**Work task:** What you print must match the data line for line.

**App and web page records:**
╔══

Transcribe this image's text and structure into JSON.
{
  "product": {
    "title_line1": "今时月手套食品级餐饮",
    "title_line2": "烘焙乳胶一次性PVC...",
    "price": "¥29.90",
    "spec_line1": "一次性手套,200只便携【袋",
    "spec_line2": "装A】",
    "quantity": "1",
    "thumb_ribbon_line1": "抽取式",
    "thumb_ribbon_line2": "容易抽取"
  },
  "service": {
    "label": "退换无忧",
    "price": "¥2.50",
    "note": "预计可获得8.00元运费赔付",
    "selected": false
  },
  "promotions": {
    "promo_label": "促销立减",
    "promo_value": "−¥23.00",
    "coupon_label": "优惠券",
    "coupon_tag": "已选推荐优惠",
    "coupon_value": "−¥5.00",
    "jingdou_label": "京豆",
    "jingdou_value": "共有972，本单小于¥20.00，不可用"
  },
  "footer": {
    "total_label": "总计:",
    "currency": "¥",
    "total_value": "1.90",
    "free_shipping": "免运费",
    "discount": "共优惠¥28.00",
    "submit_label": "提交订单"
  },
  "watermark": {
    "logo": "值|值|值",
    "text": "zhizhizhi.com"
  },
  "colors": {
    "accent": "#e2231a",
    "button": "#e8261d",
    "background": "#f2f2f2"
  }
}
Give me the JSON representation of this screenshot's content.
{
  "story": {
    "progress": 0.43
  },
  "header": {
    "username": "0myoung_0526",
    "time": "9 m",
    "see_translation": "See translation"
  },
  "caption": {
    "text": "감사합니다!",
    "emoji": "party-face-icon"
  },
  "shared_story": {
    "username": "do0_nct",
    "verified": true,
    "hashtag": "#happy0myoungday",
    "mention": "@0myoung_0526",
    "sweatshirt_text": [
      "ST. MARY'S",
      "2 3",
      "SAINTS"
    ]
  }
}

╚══

**Solution for this exercise:**
Transcribe this image's text and structure into JSON.
{
  "product": {
    "title_line1": "今时月手套食品级餐饮",
    "title_line2": "烘焙乳胶一次性PVC...",
    "price": "¥29.90",
    "spec_line1": "一次性手套,200只便携【袋",
    "spec_line2": "装A】",
    "quantity": "1",
    "thumb_ribbon_line1": "抽取式",
    "thumb_ribbon_line2": "容易抽取"
  },
  "service": {
    "label": "退换无忧",
    "price": "¥2.50",
    "note": "预计可获得8.00元运费赔付",
    "selected": false
  },
  "promotions": {
    "promo_label": "促销立减",
    "promo_value": "−¥23.00",
    "coupon_label": "优惠券",
    "coupon_tag": "已选推荐优惠",
    "coupon_value": "−¥5.00",
    "jingdou_label": "京豆",
    "jingdou_value": "共有972，本单小于¥20.00，不可用"
  },
  "footer": {
    "total_label": "总计:",
    "currency": "¥",
    "total_value": "1.90",
    "free_shipping": "免运费",
    "discount": "共优惠¥28.00",
    "submit_label": "提交订单"
  },
  "watermark": {
    "logo": "值|值|值",
    "text": "zhizhizhi.com"
  },
  "colors": {
    "accent": "#e2231a",
    "button": "#e8261d",
    "background": "#f2f2f2"
  }
}
Give me the JSON representation of this screenshot's content.
{
  "story": {
    "progress": 0.43
  },
  "header": {
    "username": "0myoung_0526",
    "time": "9 m",
    "see_translation": "See translation"
  },
  "caption": {
    "text": "감사합니다!",
    "emoji": "party-face-icon"
  },
  "shared_story": {
    "username": "do0_nct",
    "verified": true,
    "hashtag": "#happy0myoungday",
    "mention": "@0myoung_0526",
    "sweatshirt_text": [
      "ST. MARY'S",
      "2 3",
      "SAINTS"
    ]
  }
}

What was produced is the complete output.